Terry grabbed her arm. "Look!"

And there they were—Jack and the woman in the Vega at Jack in the Box, who was most definitely not a sister named Jeanette, judging by the way they were kissing on the driveway, she in bell bottoms and Frye boots, he barefoot in pajama bottoms, wrapping a blanket around them both. "Holy shit!" Terry breathed, and Eliza nodded, unable to look away, because it was romance she was seeing, or something that looked a lot like it, anyway, and she was in the habit of studying romance whenever she came upon it. The way the woman raised herself a little on her toes to reach his mouth, the way he held her face in his hands: She mentally archived it all. Her long, straight hair. Duly noted.

"How'd you know where he lives?" Terry asked.

"He told me once," she said, and even though she could feel Terry's hard, questioning stare, she didn't say another word.

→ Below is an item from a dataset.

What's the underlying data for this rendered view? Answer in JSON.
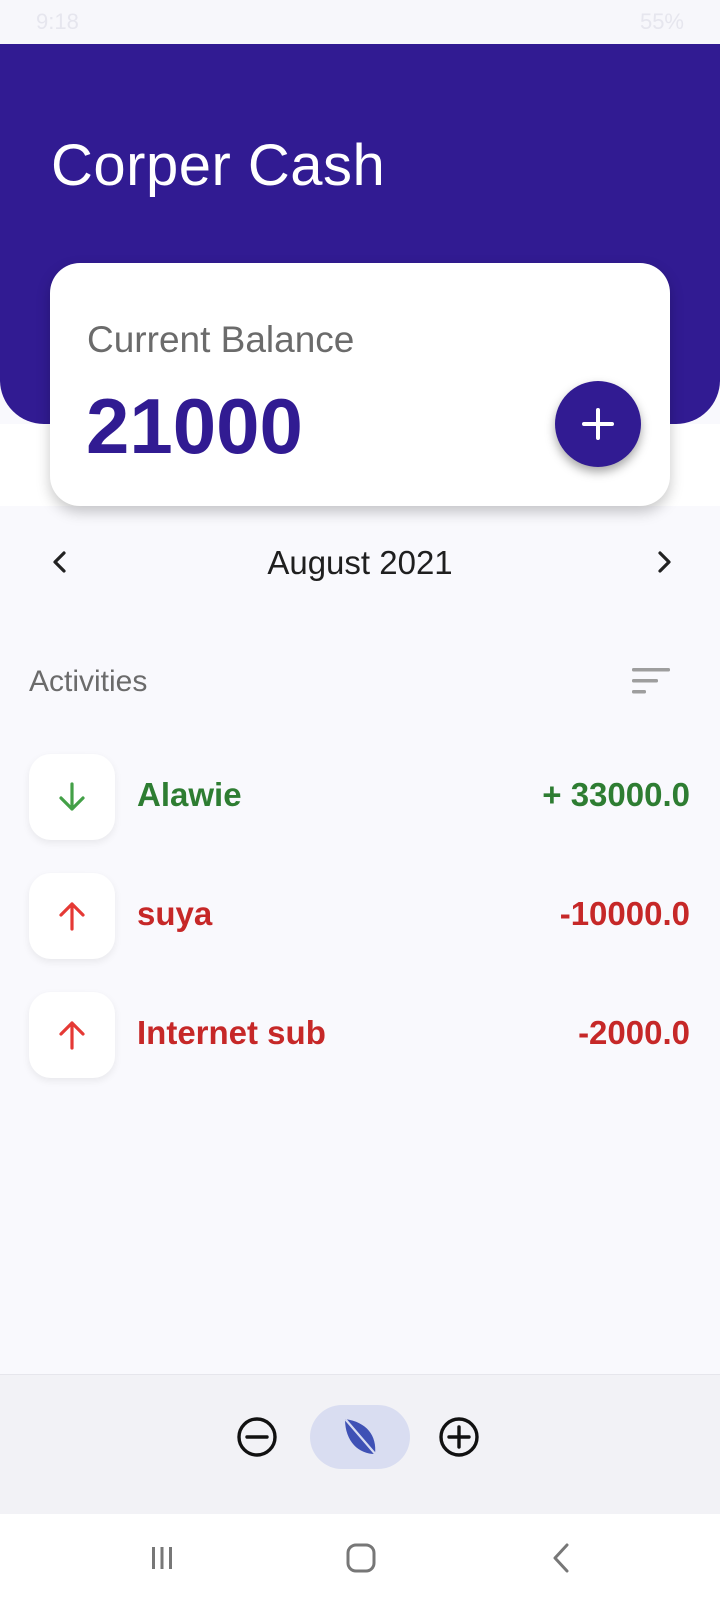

She pretended to be sick to avoid seeing him. She dismissed her parents' admonishments about how grades really counted now, and didn't she think she was playing with fire, risking C's, lying around the house when she didn't even have a fever? She ignored Terry's phone calls. She lay on the couch for days, the image of them kissing beneath the blanket wrapped around their shoulders burning itself in her brain. The blanket would have been warm from the bed from which they'd just risen.

In the end, it was her father she told first. Not about how Jack had wooed her, or how they had been together. She would never tell a soul about that. She had promised.

But she told him how Jack had joked about Vietnam, how he'd said you could get out of it if you were smart enough, without going to Canada. And how he knew someone, a cardiologist, an old friend from high school, who'd lied and said he had a heart murmur. Eliza's father, a radiologist, was offended and disgusted that a fellow member of the medical profession had enabled such a sniveling, cowardly act.

He called the police, and she told again. Then her parents escorted her down to the station, where she told someone else, a man who wore a regular suit, not a uniform. "What's this guy teach?" he asked after she'd finished.

"American Government," she said, and he half-laughed and said, "Figures."

Two weeks later, when she went back to school, a new teacher had taken over the American Government class. No one talked about Mr. Galloway or seemed to miss him. She eased into her seat, relieved that it was over.

But at the end of the week, she was shocked to see the yellow Vega parked down the street from the school. When the lights flashed, she steeled herself and walked toward it.

"Want to get in?" he asked as she approached the open driver's-side window.

She shook her head no.

"Why did you tell?" he asked. "That draft stuff. It's ancient history. And I trusted you guys." He looked down at his lap, then back at her. "You especially."

Her heart ached, hard like a stone, because she'd hurt him. And then in her throat: a rising of everything pushed down.

"Two years in fucking jail, maybe! Why?"

"Because you lied."

"Eliza." He leaned toward her. "I did not lie to you."

She knew that everything—what her future held, what she would come to believe about herself—depended on what he—they—said. Seventeen said so.

"I would never lie to you," he said.

She could feel all her body's cells lunging toward belief.

But when he tried to touch her, she stepped back, out of reach, saving herself.

Title image "Afterthought" Copyright © The Summerset Review 2018.